The payments to be reported are those made to a government or government agency or similar body in relation to the extraction activities. These include licence fees, taxes (excluding VAT and salary taxes), and payments such as signature bonuses, production entitlements and similar payments. For some payments the relevant project will need to be identified. Fines, interest and penalties do not need to be reported.

Any payment whether made as a single payment or by instalments which exceeds £86,000 should be reported. This threshold is applied to licence payments on a licence by licence basis not in aggregate.

 3. EU Directive vs UK EITI  

 The aims of the initiatives differ;

  • EITI aims to demonstrate openness and accountable management of natural resources by the relevant country through an independent report reconciling government receipts and company payments,
  • the EU Directive aims to disclose EU company payments to any governmental authority worldwide.

 The difference between the objectives is reflected in the method of reporting; company reports made under the EU rules will be made electronically to Companies House, whereas EITI reports are simply requested by the independent administrator.

The first UK EITI report will cover payments made in 2014, whereas the first reporting required under the EU Directive is for payments in 2015.

 4. UK EITI reporting

UK EITI reporting is entirely voluntary. The independent administrator will invite companies to respond and HMRC will seek a waiver of confidentiality from companies to allow HMRC to share the details of payments.

The EITI process is evolving, but we expect requests to be made in the first quarter of this year, with a 3 month window in which to reply. It is assumed that the process will repeat annually.

The first UK EITI report will cover payments made in 2014, but to assist in identifying 2015 payments of ring fence CT HMRC has asked oil and gas companies to differentiate these from tax paid on other activities, and in particular to arrange for separate payments to be made. We have details of this suggested procedure if you require.

5. EU Directive reporting  

The Reports on Payments to Governments Regulations 2014 have been enacted into UK law to comply with the EU Accounting Directive, and require disclosure of payments made to all governments in respect of extraction activities.

The Regulations apply to the first accounting period commencing on or after 1st January 2015 and cover the payments made within each period. The first report will be required to be filed within 11 months of the period end.

However for those companies which are members of a group for which consolidated accounts are prepared in another EU state there is delayed implementation; their first reporting is made in respect of the first accounting period commencing on or after 1st January 2016.


Oil and gas companies are well aware of the high profile of their activities.
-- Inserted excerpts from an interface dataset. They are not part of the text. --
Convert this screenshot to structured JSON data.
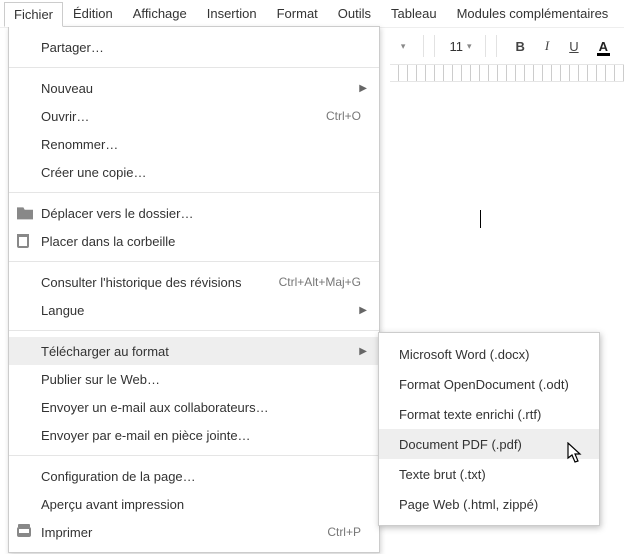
{
  "menubar": {
    "items": [
      {
        "label": "Fichier"
      },
      {
        "label": "Édition"
      },
      {
        "label": "Affichage"
      },
      {
        "label": "Insertion"
      },
      {
        "label": "Format"
      },
      {
        "label": "Outils"
      },
      {
        "label": "Tableau"
      },
      {
        "label": "Modules complémentaires"
      }
    ]
  },
  "toolbar": {
    "font_size": "11",
    "bold": "B",
    "italic": "I",
    "underline": "U",
    "text_color": "A"
  },
  "file_menu": {
    "share": "Partager…",
    "new": "Nouveau",
    "open": {
      "label": "Ouvrir…",
      "shortcut": "Ctrl+O"
    },
    "rename": "Renommer…",
    "make_copy": "Créer une copie…",
    "move": "Déplacer vers le dossier…",
    "trash": "Placer dans la corbeille",
    "revisions": {
      "label": "Consulter l'historique des révisions",
      "shortcut": "Ctrl+Alt+Maj+G"
    },
    "language": "Langue",
    "download": "Télécharger au format",
    "publish": "Publier sur le Web…",
    "email_collab": "Envoyer un e-mail aux collaborateurs…",
    "email_attach": "Envoyer par e-mail en pièce jointe…",
    "page_setup": "Configuration de la page…",
    "print_preview": "Aperçu avant impression",
    "print": {
      "label": "Imprimer",
      "shortcut": "Ctrl+P"
    }
  },
  "download_submenu": {
    "items": [
      "Microsoft Word (.docx)",
      "Format OpenDocument (.odt)",
      "Format texte enrichi (.rtf)",
      "Document PDF (.pdf)",
      "Texte brut (.txt)",
      "Page Web (.html, zippé)"
    ]
  }
}
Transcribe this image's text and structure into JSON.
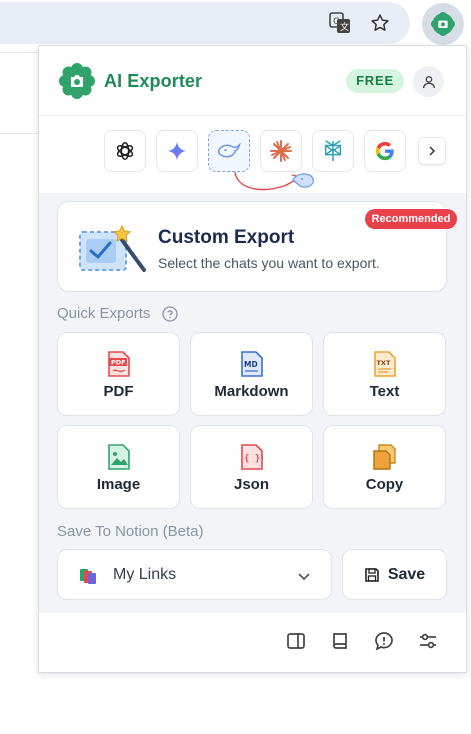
{
  "app": {
    "title": "AI Exporter",
    "plan_badge": "FREE",
    "accent": "#1e8a5a"
  },
  "platforms": [
    {
      "name": "ChatGPT",
      "icon": "openai-icon"
    },
    {
      "name": "Gemini",
      "icon": "gemini-sparkle-icon"
    },
    {
      "name": "DeepSeek",
      "icon": "deepseek-whale-icon",
      "selected": true
    },
    {
      "name": "Claude",
      "icon": "claude-asterisk-icon"
    },
    {
      "name": "Perplexity",
      "icon": "perplexity-icon"
    },
    {
      "name": "Google",
      "icon": "google-g-icon"
    }
  ],
  "custom_export": {
    "badge": "Recommended",
    "title": "Custom Export",
    "subtitle": "Select the chats you want to export."
  },
  "quick_exports": {
    "label": "Quick Exports",
    "items": [
      {
        "label": "PDF",
        "icon": "pdf-file-icon",
        "color": "#e5484d"
      },
      {
        "label": "Markdown",
        "icon": "markdown-file-icon",
        "color": "#3b6fd8"
      },
      {
        "label": "Text",
        "icon": "txt-file-icon",
        "color": "#f0a23a"
      },
      {
        "label": "Image",
        "icon": "image-file-icon",
        "color": "#2fa36b"
      },
      {
        "label": "Json",
        "icon": "json-file-icon",
        "color": "#e5484d"
      },
      {
        "label": "Copy",
        "icon": "copy-icon",
        "color": "#f0a23a"
      }
    ]
  },
  "notion": {
    "label": "Save To Notion (Beta)",
    "selected_page": "My Links",
    "save_label": "Save"
  },
  "footer": {
    "icons": [
      "sidebar-panel-icon",
      "book-icon",
      "feedback-icon",
      "settings-sliders-icon"
    ]
  }
}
The increased transparency sought by authorities and civil society is now being taken forward in a number of separate initiatives and companies need to be prepared for the impact of these.

 For most UK oil and gas companies the first to have an impact will be UK EITI. The UK government has committed to the EITI to set an example and demonstrate its accountability. The UK EITI programme has the support of many industry players and organisations, and relies upon the companies to voluntarily provide certain information, waive taxpayer confidentiality, and potentially assist the independent administrator to reconcile amounts.

Nevertheless, companies should be aware that responding to requests for information, assisting HMRC in identifying ring fence CT and waiving confidentiality are all voluntary. As preparation for what is required under the new Regulations enforcing the EU Directive there may be some benefit to responding positively to the UK EITI, but when resources are stretched companies should not feel compelled to assist when there is no obligation on them to do so. The EU Directive reporting is however compulsory with most companies having to file their first report on or before 30 November 2016.

CW Energy LLP February 2015